There is nothing new in suggesting that the 1960s was a revolutionary decade. In Britain we saw a cultural transformation that made Britain synonymous with cool and turned the country into Great Britain plc. For the United States the Cultural Revolution was more political as the forces of youth and colour kicked against the old guard. This began with the assassination of JFK in 1963, the Cuban Missile Crisis to the escalation of hostilities in the Vietnam War and the Civil Rights movement. The American youth and intellectuals were mobilised to protest which often led to clashes with both the police and the National Guard throughout the country.

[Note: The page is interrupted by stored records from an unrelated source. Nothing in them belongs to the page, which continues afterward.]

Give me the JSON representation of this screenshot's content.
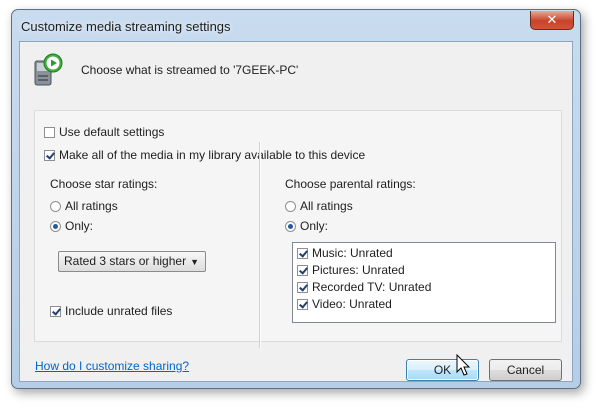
{
  "window": {
    "title": "Customize media streaming settings",
    "close_label": "✕"
  },
  "header": {
    "text": "Choose what is streamed to '7GEEK-PC'"
  },
  "options": {
    "use_default": {
      "label": "Use default settings",
      "checked": false
    },
    "make_all_available": {
      "label": "Make all of the media in my library available to this device",
      "checked": true
    }
  },
  "star_ratings": {
    "heading": "Choose star ratings:",
    "all_label": "All ratings",
    "only_label": "Only:",
    "selected": "Only",
    "dropdown_value": "Rated 3 stars or higher",
    "include_unrated": {
      "label": "Include unrated files",
      "checked": true
    }
  },
  "parental_ratings": {
    "heading": "Choose parental ratings:",
    "all_label": "All ratings",
    "only_label": "Only:",
    "selected": "Only",
    "items": [
      {
        "label": "Music: Unrated",
        "checked": true
      },
      {
        "label": "Pictures: Unrated",
        "checked": true
      },
      {
        "label": "Recorded TV: Unrated",
        "checked": true
      },
      {
        "label": "Video: Unrated",
        "checked": true
      }
    ]
  },
  "footer": {
    "help_link": "How do I customize sharing?",
    "ok_label": "OK",
    "cancel_label": "Cancel"
  },
  "colors": {
    "title_bar": "#c9dcef",
    "close_button": "#c7432a",
    "link": "#0066cc",
    "checkmark": "#21406e"
  }
}
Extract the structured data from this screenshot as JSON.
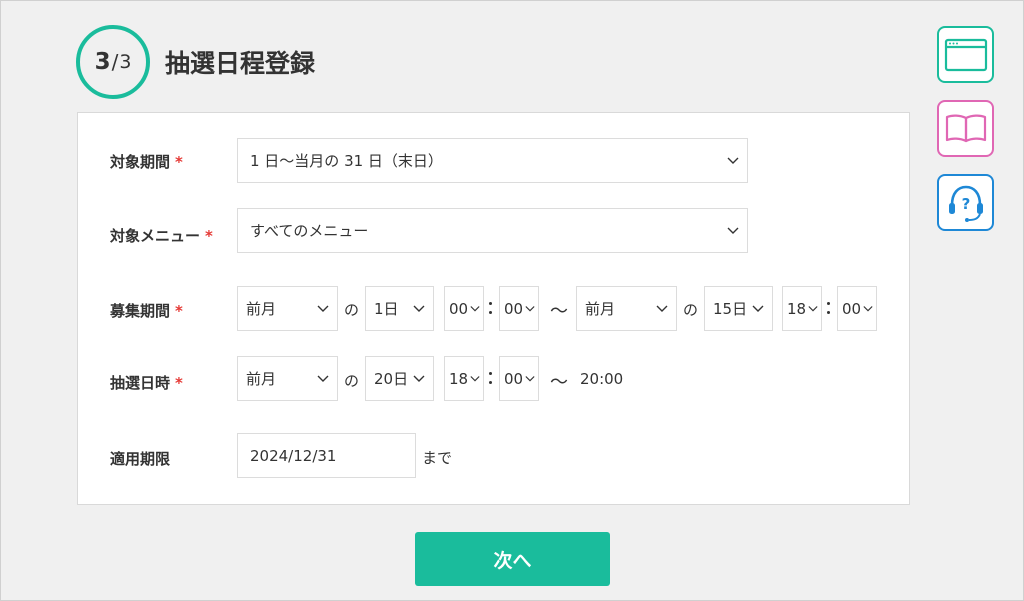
{
  "header": {
    "step_current": "3",
    "step_separator": "/",
    "step_total": "3",
    "title": "抽選日程登録"
  },
  "form": {
    "target_period": {
      "label": "対象期間",
      "required_mark": "*",
      "value": "1 日〜当月の 31 日（末日）"
    },
    "target_menu": {
      "label": "対象メニュー",
      "required_mark": "*",
      "value": "すべてのメニュー"
    },
    "recruit_period": {
      "label": "募集期間",
      "required_mark": "*",
      "start_month": "前月",
      "no1": "の",
      "start_day": "1日",
      "start_hour": "00",
      "start_minute": "00",
      "tilde": "〜",
      "end_month": "前月",
      "no2": "の",
      "end_day": "15日",
      "end_hour": "18",
      "end_minute": "00"
    },
    "lottery_datetime": {
      "label": "抽選日時",
      "required_mark": "*",
      "month": "前月",
      "no": "の",
      "day": "20日",
      "hour": "18",
      "minute": "00",
      "tilde": "〜",
      "end_time": "20:00"
    },
    "valid_until": {
      "label": "適用期限",
      "value": "2024/12/31",
      "suffix": "まで"
    }
  },
  "next_button": {
    "label": "次へ"
  },
  "side_icons": [
    {
      "icon": "browser-window-icon",
      "color": "#1abc9c"
    },
    {
      "icon": "open-book-icon",
      "color": "#e067b4"
    },
    {
      "icon": "support-headset-icon",
      "color": "#1e88d6"
    }
  ],
  "colors": {
    "accent": "#1abc9c",
    "required": "#e53935",
    "background": "#f0f0f0"
  }
}
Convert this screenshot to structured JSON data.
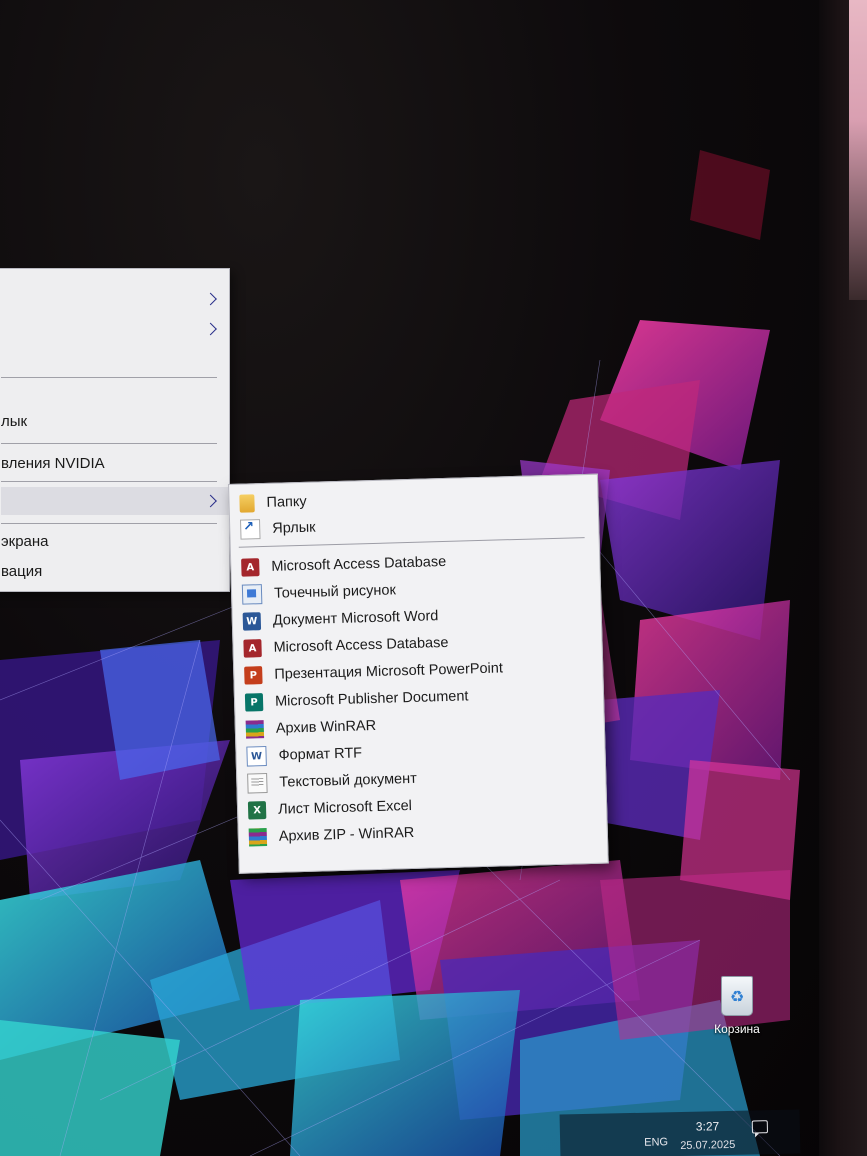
{
  "main_menu": {
    "items": [
      {
        "label": "",
        "has_submenu": true
      },
      {
        "label": "",
        "has_submenu": true
      },
      {
        "label": "лык",
        "has_submenu": false
      },
      {
        "label": "вления NVIDIA",
        "has_submenu": false
      },
      {
        "label": "",
        "has_submenu": true
      },
      {
        "label": " экрана",
        "has_submenu": false
      },
      {
        "label": "вация",
        "has_submenu": false
      }
    ]
  },
  "submenu": {
    "items": [
      {
        "label": "Папку",
        "icon": "folder-icon"
      },
      {
        "label": "Ярлык",
        "icon": "shortcut-icon"
      },
      {
        "label": "Microsoft Access Database",
        "icon": "access-icon"
      },
      {
        "label": "Точечный рисунок",
        "icon": "bitmap-icon"
      },
      {
        "label": "Документ Microsoft Word",
        "icon": "word-icon"
      },
      {
        "label": "Microsoft Access Database",
        "icon": "access-icon"
      },
      {
        "label": "Презентация Microsoft PowerPoint",
        "icon": "powerpoint-icon"
      },
      {
        "label": "Microsoft Publisher Document",
        "icon": "publisher-icon"
      },
      {
        "label": "Архив WinRAR",
        "icon": "winrar-icon"
      },
      {
        "label": "Формат RTF",
        "icon": "rtf-icon"
      },
      {
        "label": "Текстовый документ",
        "icon": "text-document-icon"
      },
      {
        "label": "Лист Microsoft Excel",
        "icon": "excel-icon"
      },
      {
        "label": "Архив ZIP - WinRAR",
        "icon": "zip-icon"
      }
    ]
  },
  "desktop": {
    "recycle_bin_label": "Корзина"
  },
  "taskbar": {
    "language": "ENG",
    "time": "3:27",
    "date": "25.07.2025"
  },
  "icon_glyphs": {
    "access": "A",
    "word": "W",
    "powerpoint": "P",
    "publisher": "P",
    "rtf": "W",
    "excel": "X"
  },
  "colors": {
    "menu_bg": "#eeeef0",
    "chevron": "#2a2f8a",
    "accent_magenta": "#e0369a",
    "accent_cyan": "#3ad0d8"
  }
}
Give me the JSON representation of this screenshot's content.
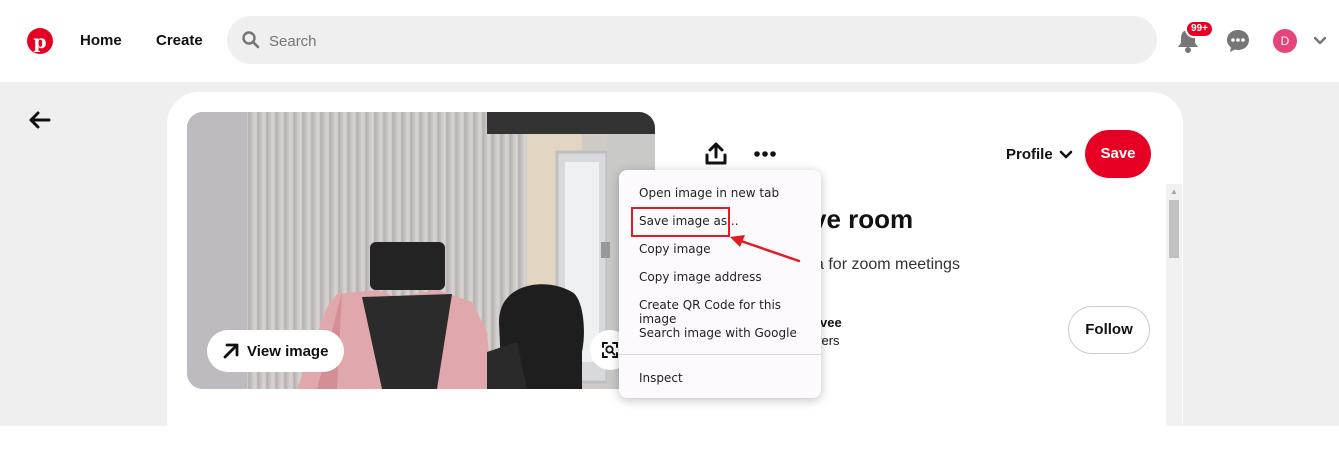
{
  "header": {
    "nav": [
      "Home",
      "Create"
    ],
    "search_placeholder": "Search",
    "notifications_badge": "99+",
    "avatar_initial": "D"
  },
  "pin": {
    "view_image_label": "View image",
    "profile_label": "Profile",
    "save_label": "Save",
    "title_visible": "ve room",
    "description_visible": "a for zoom meetings",
    "username_visible": "rvee",
    "followers_visible": "vers",
    "follow_label": "Follow"
  },
  "context_menu": {
    "items": [
      "Open image in new tab",
      "Save image as...",
      "Copy image",
      "Copy image address",
      "Create QR Code for this image",
      "Search image with Google",
      "Inspect"
    ],
    "highlighted_index": 1
  },
  "colors": {
    "brand": "#e60023",
    "annotation": "#e31b23"
  }
}
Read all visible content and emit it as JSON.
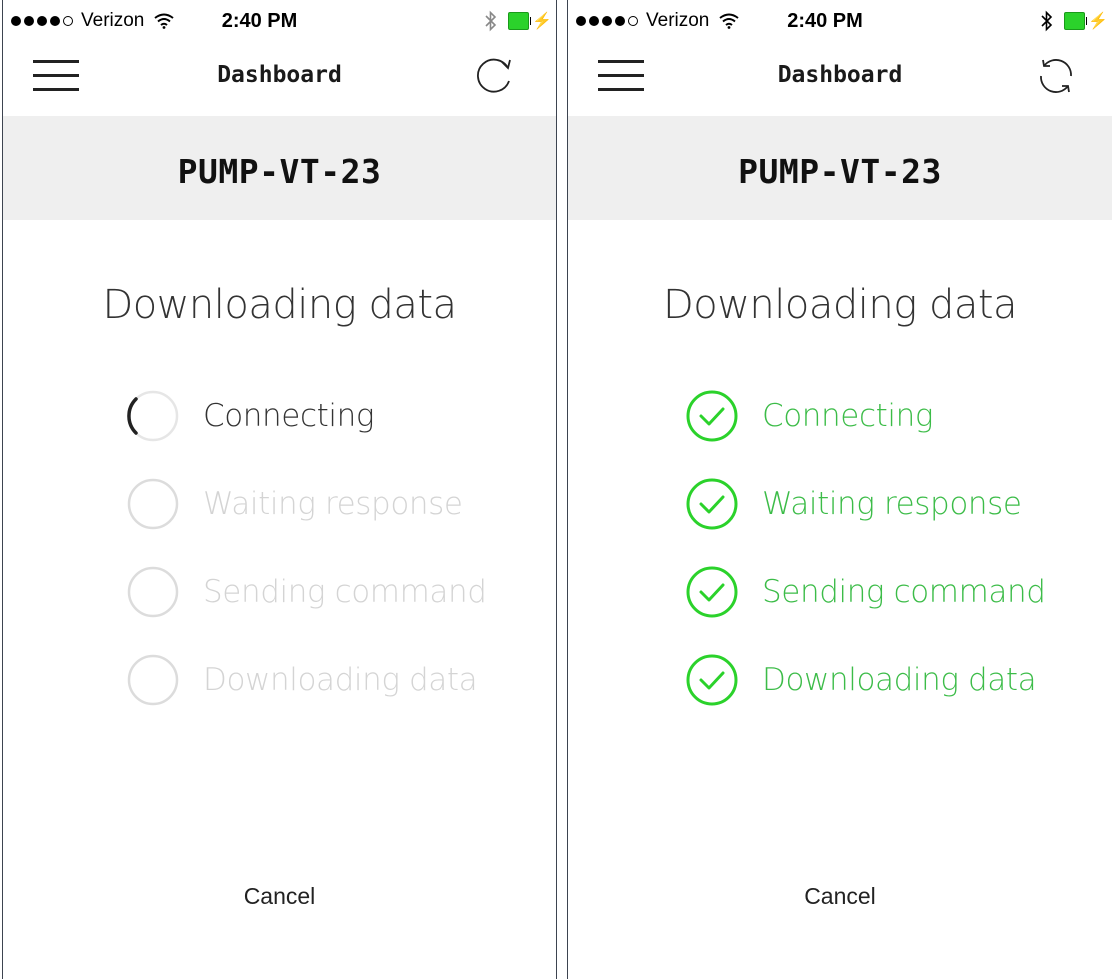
{
  "screens": [
    {
      "status_bar": {
        "carrier": "Verizon",
        "time": "2:40 PM"
      },
      "nav": {
        "title": "Dashboard"
      },
      "device": {
        "name": "PUMP-VT-23"
      },
      "heading": "Downloading data",
      "steps": [
        {
          "label": "Connecting",
          "state": "in-progress"
        },
        {
          "label": "Waiting response",
          "state": "pending"
        },
        {
          "label": "Sending command",
          "state": "pending"
        },
        {
          "label": "Downloading data",
          "state": "pending"
        }
      ],
      "cancel_label": "Cancel"
    },
    {
      "status_bar": {
        "carrier": "Verizon",
        "time": "2:40 PM"
      },
      "nav": {
        "title": "Dashboard"
      },
      "device": {
        "name": "PUMP-VT-23"
      },
      "heading": "Downloading data",
      "steps": [
        {
          "label": "Connecting",
          "state": "complete"
        },
        {
          "label": "Waiting response",
          "state": "complete"
        },
        {
          "label": "Sending command",
          "state": "complete"
        },
        {
          "label": "Downloading data",
          "state": "complete"
        }
      ],
      "cancel_label": "Cancel"
    }
  ],
  "colors": {
    "success_green": "#2bd22b",
    "success_text": "#3cbc48",
    "pending_gray": "#d4d4d4",
    "band_gray": "#efefef",
    "battery_green": "#2bd22b"
  },
  "icons": {
    "menu": "hamburger-menu-icon",
    "refresh": "refresh-icon",
    "spinner": "loading-spinner-icon",
    "pending": "empty-circle-icon",
    "complete": "check-circle-icon",
    "wifi": "wifi-icon",
    "bluetooth": "bluetooth-icon",
    "battery": "battery-icon"
  }
}
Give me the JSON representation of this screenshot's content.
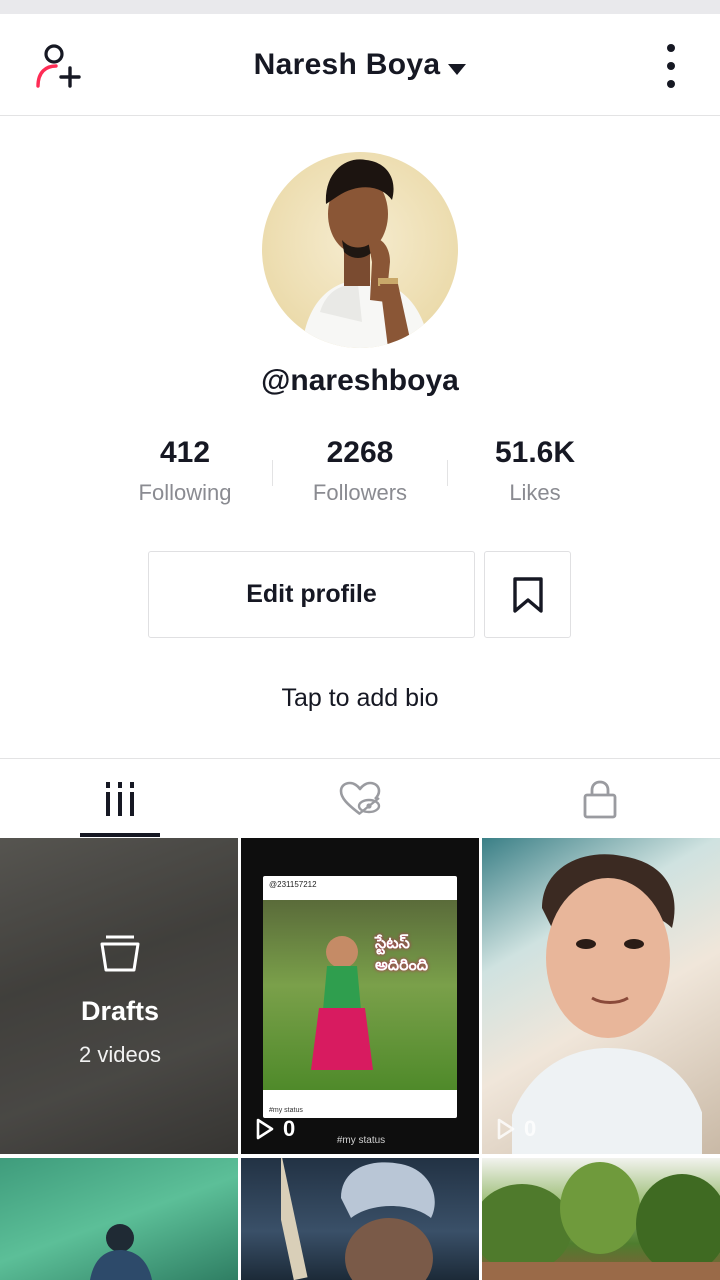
{
  "header": {
    "title": "Naresh Boya"
  },
  "profile": {
    "username": "@nareshboya",
    "stats": [
      {
        "value": "412",
        "label": "Following"
      },
      {
        "value": "2268",
        "label": "Followers"
      },
      {
        "value": "51.6K",
        "label": "Likes"
      }
    ],
    "edit_label": "Edit profile",
    "bio_prompt": "Tap to add bio"
  },
  "tabs": [
    {
      "icon": "grid-icon",
      "active": true
    },
    {
      "icon": "liked-hidden-icon",
      "active": false
    },
    {
      "icon": "lock-icon",
      "active": false
    }
  ],
  "grid": {
    "drafts": {
      "label": "Drafts",
      "count": "2 videos"
    },
    "videos": [
      {
        "plays": "0",
        "caption": "#my status",
        "card_user": "@231157212",
        "card_title": "స్టేటస్ అదిరింది",
        "card_note": "#my status"
      },
      {
        "plays": "0"
      }
    ]
  },
  "colors": {
    "text_primary": "#161823",
    "text_secondary": "#8a8b91",
    "accent": "#fe2c55"
  }
}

Added to the heightened tensions were further political assassinations of the guiding light of Civil Rights, Martin Luther King and the hope for the future that was JFK’s younger brother, Bobby Kennedy whose fate wound up the same as his brother. The late 60s was a time of civil chaos, uncertainty and even nihilism as the youth feared the draft.
Medium Cool, who’s title was taken from a quote by cultural and media writer, Marshall McLuhan is directed by an established director of cinematography, Haskell Wexler who made just a handful of feature films as a director and first directorial effort this was; he had been the cinematographer on some key films of the decade including In the Heat of the Night and The Thomas Crown Affair (both 1967). The camera is at the centre of this film, it is the eye and observer of the world. The films protagonist, a news cameraman (Robert Forster) is slowly becoming morally indignant with his work. Although not mentioned in the extras, this character is the direct relation to Marcello Mastroianni’s celebrity journalist in Fellini’s La Dolce Vita (1960) as he suffers his ennui at his chosen profession. The film opens with a car crash that has just occurred on a highway under an overpass. We see the wrecked vehicle crashed in a central reservation with the body of a young woman, clearly dead sprawled outside the car. The camera crew come in and film the piece for their news story. Later they discuss the ethics of their profession. Among other sequences that follow we see a fall out parade of the Illinois National Guard, filmed throughout in the cinema verité style so popular amongst such auteurs as Jean-Luc Godard (there is much similarity here to Godard’s style of filmmaking). While going through this moral and ethical crisis, the cameraman, John Cassellis befriends a poor young woman who has recently become separated from her husband and lives with her son Harold having recently moved to Chicago from West Virginia. She lives in a projects housing estate and is struggling to get by but he is growing closer to them. The film has a poignant conclusion as Cassellis attends a rapturous Democratic Party Convention (are they anything else in the US?) while the mother of Harold searches for her son and becomes caught up in a demonstration that turns violent. In true cinema verité style the convention, the protest and the riot were not orchestrated but real.
Medium Cool was made at the height of these political tensions in the US as the optimism of the 1960s turned to the pessimism of the 1970s. There were a number of films that were outside of the mainstream that treaded on similar territory including Zabriskie Point and The Strawberry Statement (both 1970) both dealing with student protest or there is the Hollywood fantasy, Alex in Wonderland (also 1970) which also ends with a riot. This is a very unusual film, even for its time and made even more so in that this was a directorial debut for an established cinematographer, a film that is clearly reflexive towards its subject and to be critical does drift away from its focus from time to time. As is normally the case with Eureka! Masters of Cinema there are many meaty extras including the well-illustrated booklet. The discs acknowledge Wexler the cameraman as much as Wexler the director. One of the extras on the disc is Haskell Wexler going through the different cameras he used in the film and how with the still cumbersome and heavy cameras he was able to get up close and personal with his subjects. Another documentary at almost an hour long, ‘Look Out Haskell, it’s Real!’, lines taken from the film itself. Another jaw droppingly fascinating short documentary is one about the actor who played the boy Harold in the film, Harold Blankenship. Blankenship comes from a split West Virginia backwoods family and lives on a dirt poor farm. Medium Cool was the only film he made and the documentary shows his life and how, if at all being in the film affected him. It is more of a reflection of growing older than anything. Unfortunately much he has to say is illegible due to his strong accent and missing teeth. Medium Cool is shot in with a 1080p presentation of the film on Blu-ray from the 4K digital film transfer that has been approved by the director, it still looks a little grainy which does suit it. It is an odd film maybe but in an age where civil unrest and many of the issues still exist it remains very poignant.